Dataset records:
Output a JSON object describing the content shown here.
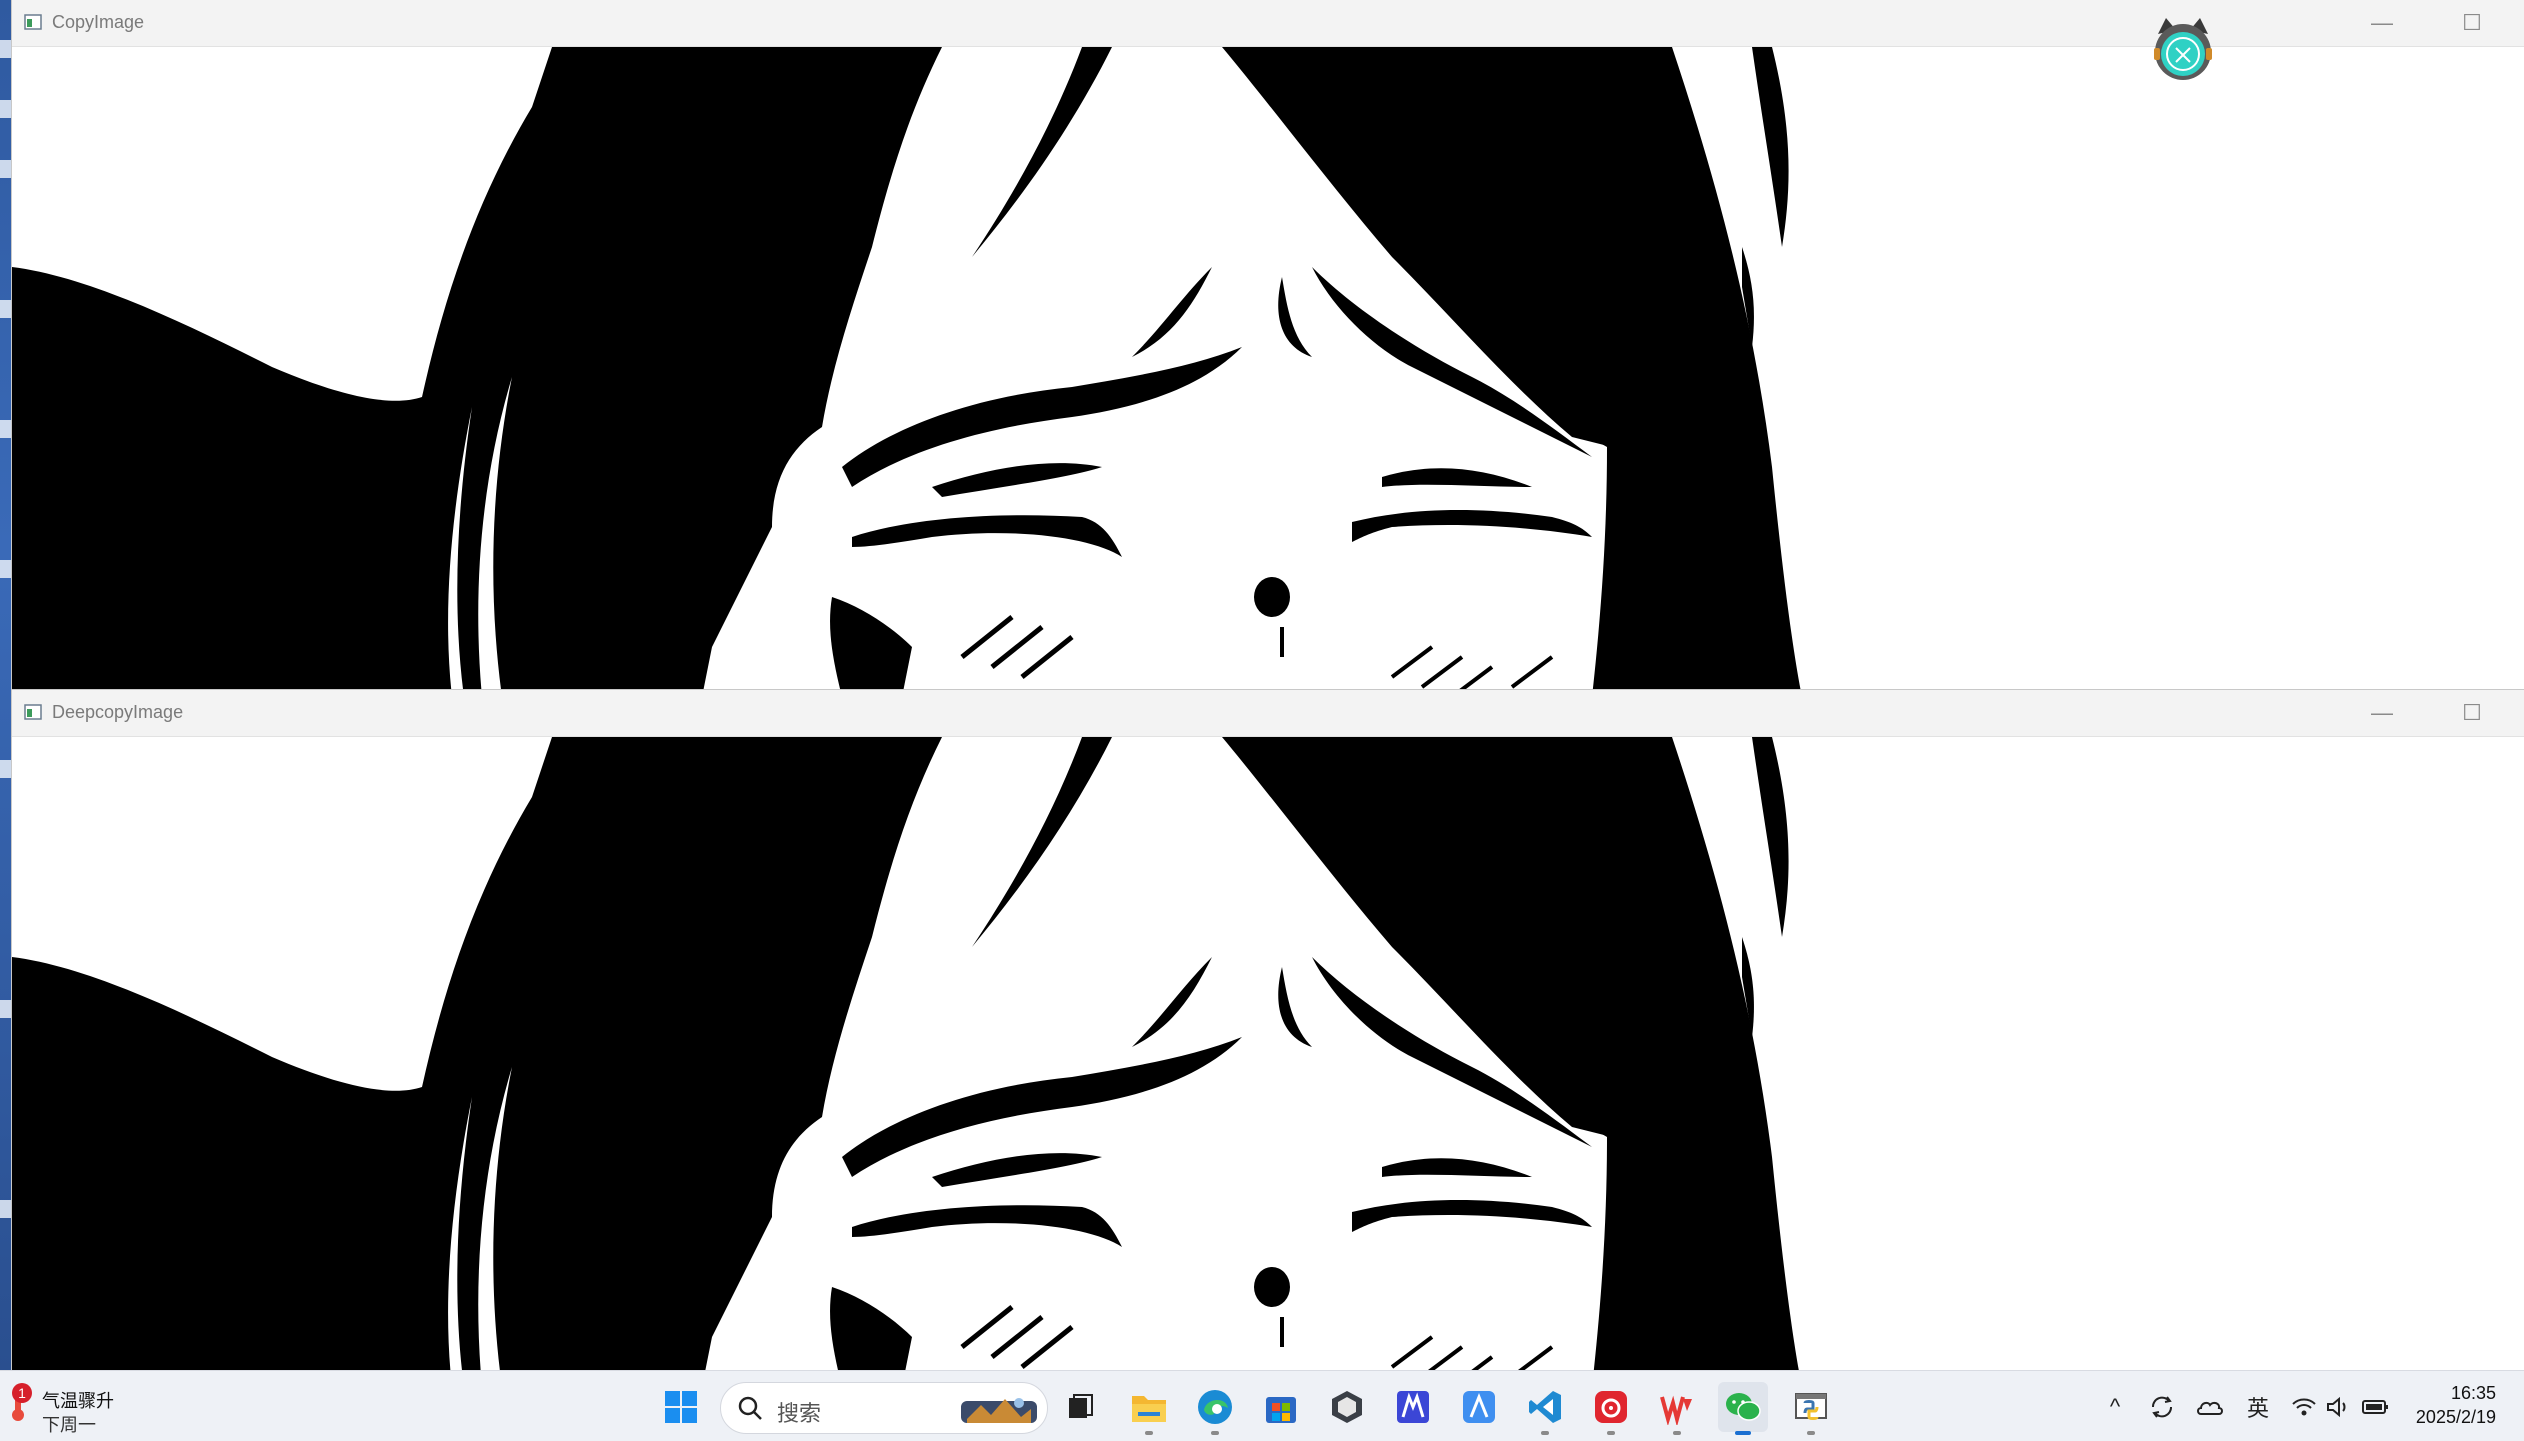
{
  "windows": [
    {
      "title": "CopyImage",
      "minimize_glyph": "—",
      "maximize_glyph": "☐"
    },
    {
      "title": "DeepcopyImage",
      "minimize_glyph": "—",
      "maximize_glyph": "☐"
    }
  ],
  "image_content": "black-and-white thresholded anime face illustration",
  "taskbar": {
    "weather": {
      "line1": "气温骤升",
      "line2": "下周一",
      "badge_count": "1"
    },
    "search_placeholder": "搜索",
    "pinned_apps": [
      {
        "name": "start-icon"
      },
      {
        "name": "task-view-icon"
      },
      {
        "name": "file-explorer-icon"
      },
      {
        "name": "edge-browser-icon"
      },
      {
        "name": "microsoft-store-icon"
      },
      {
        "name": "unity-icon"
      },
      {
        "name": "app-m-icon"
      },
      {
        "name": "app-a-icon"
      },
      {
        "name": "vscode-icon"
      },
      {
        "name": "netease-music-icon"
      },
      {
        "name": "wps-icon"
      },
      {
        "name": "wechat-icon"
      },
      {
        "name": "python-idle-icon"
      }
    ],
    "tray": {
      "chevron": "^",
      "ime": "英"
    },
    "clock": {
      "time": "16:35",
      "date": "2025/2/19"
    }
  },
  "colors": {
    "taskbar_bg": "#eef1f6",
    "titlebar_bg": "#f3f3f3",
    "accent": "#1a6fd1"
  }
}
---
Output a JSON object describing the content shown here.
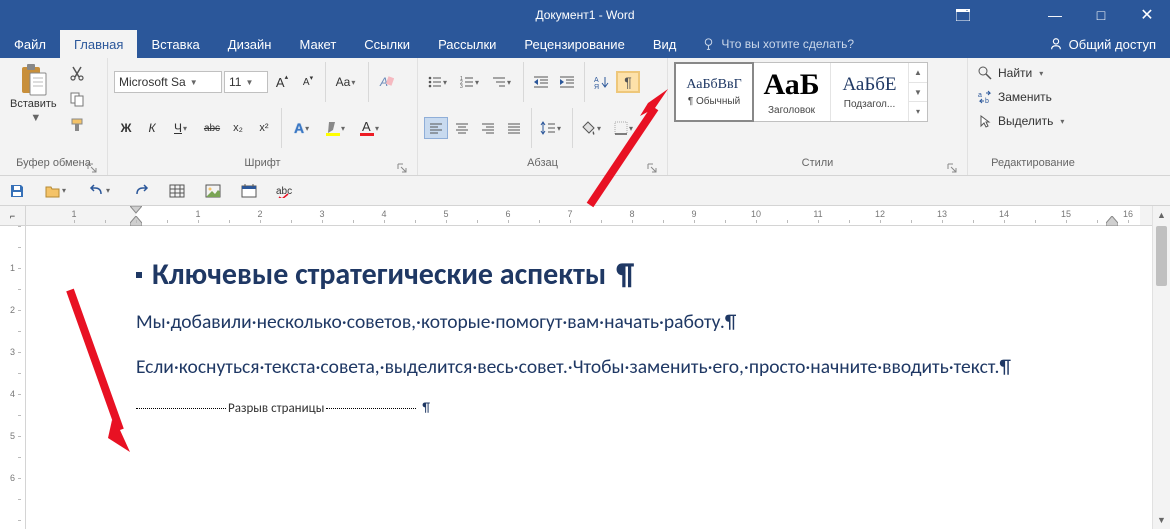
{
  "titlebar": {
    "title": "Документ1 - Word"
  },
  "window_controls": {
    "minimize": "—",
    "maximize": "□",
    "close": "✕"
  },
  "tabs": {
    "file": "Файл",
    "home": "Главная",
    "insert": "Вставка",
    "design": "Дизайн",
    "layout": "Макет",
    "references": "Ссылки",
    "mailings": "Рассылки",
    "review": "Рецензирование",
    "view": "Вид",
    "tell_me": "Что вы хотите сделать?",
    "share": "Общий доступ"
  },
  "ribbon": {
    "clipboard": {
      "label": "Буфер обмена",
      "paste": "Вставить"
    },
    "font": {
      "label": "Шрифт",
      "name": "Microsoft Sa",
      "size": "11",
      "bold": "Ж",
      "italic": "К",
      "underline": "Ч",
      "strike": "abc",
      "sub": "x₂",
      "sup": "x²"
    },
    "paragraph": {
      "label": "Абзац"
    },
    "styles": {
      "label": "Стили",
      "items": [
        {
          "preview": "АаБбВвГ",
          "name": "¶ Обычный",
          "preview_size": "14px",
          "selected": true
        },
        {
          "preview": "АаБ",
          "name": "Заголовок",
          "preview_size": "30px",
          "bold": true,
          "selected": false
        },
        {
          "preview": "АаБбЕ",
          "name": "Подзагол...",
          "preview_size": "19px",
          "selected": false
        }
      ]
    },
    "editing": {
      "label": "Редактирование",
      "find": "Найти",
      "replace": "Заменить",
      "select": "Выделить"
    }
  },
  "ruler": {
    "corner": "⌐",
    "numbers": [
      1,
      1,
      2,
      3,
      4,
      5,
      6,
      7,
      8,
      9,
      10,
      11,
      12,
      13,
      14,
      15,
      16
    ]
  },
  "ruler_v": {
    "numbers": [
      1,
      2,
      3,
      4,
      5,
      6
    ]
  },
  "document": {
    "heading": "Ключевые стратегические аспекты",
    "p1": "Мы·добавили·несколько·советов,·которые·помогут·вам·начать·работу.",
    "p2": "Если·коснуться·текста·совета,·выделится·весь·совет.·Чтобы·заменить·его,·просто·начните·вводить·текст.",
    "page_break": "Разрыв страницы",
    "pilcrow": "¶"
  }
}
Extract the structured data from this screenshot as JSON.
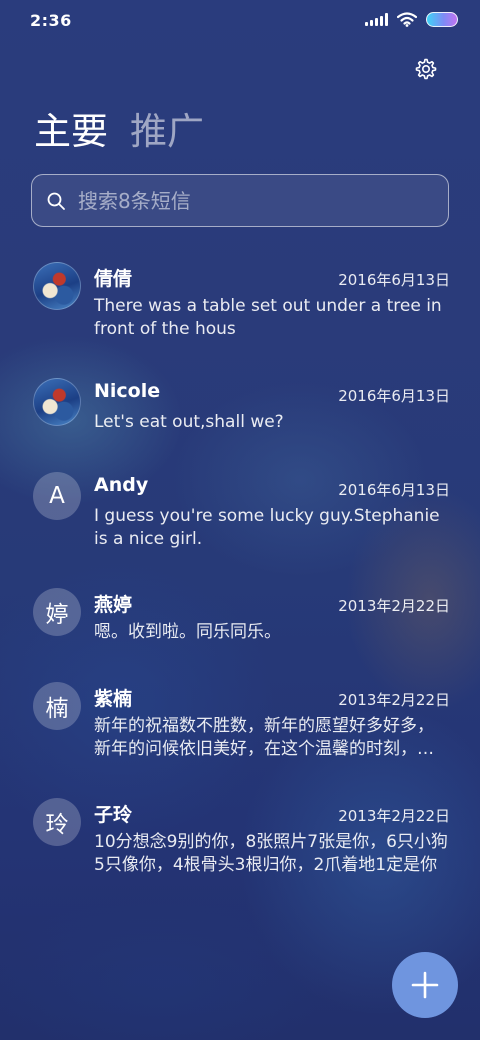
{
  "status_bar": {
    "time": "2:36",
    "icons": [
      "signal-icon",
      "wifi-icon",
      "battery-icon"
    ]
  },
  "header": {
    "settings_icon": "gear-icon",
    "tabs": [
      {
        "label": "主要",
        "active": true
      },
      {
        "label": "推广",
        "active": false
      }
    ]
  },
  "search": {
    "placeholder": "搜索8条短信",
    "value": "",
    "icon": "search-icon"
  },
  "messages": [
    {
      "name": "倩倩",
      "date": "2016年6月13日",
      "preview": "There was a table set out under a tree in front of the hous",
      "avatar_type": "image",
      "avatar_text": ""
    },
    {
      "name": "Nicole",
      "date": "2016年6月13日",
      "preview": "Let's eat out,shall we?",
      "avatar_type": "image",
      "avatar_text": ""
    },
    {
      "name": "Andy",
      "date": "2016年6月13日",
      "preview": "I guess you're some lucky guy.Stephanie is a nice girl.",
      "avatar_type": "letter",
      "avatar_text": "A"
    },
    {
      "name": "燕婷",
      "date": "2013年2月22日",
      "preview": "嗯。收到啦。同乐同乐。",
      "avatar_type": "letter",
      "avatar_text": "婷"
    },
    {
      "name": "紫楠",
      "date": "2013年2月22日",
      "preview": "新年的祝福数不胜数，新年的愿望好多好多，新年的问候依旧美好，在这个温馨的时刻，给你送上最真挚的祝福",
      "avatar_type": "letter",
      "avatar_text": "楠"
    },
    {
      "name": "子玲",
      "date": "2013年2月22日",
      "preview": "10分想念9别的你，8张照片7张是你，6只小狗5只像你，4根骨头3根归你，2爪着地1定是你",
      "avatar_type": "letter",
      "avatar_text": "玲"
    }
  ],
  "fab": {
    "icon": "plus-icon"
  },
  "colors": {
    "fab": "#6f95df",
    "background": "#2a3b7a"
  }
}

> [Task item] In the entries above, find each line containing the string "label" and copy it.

> [Reply to the exercise]
      "label": "Буфер обмена",
      "label": "Шрифт",
      "label": "Абзац"
      "label": "Стили",
      "label": "Редактирование",
        "label": "主要",
        "label": "推广",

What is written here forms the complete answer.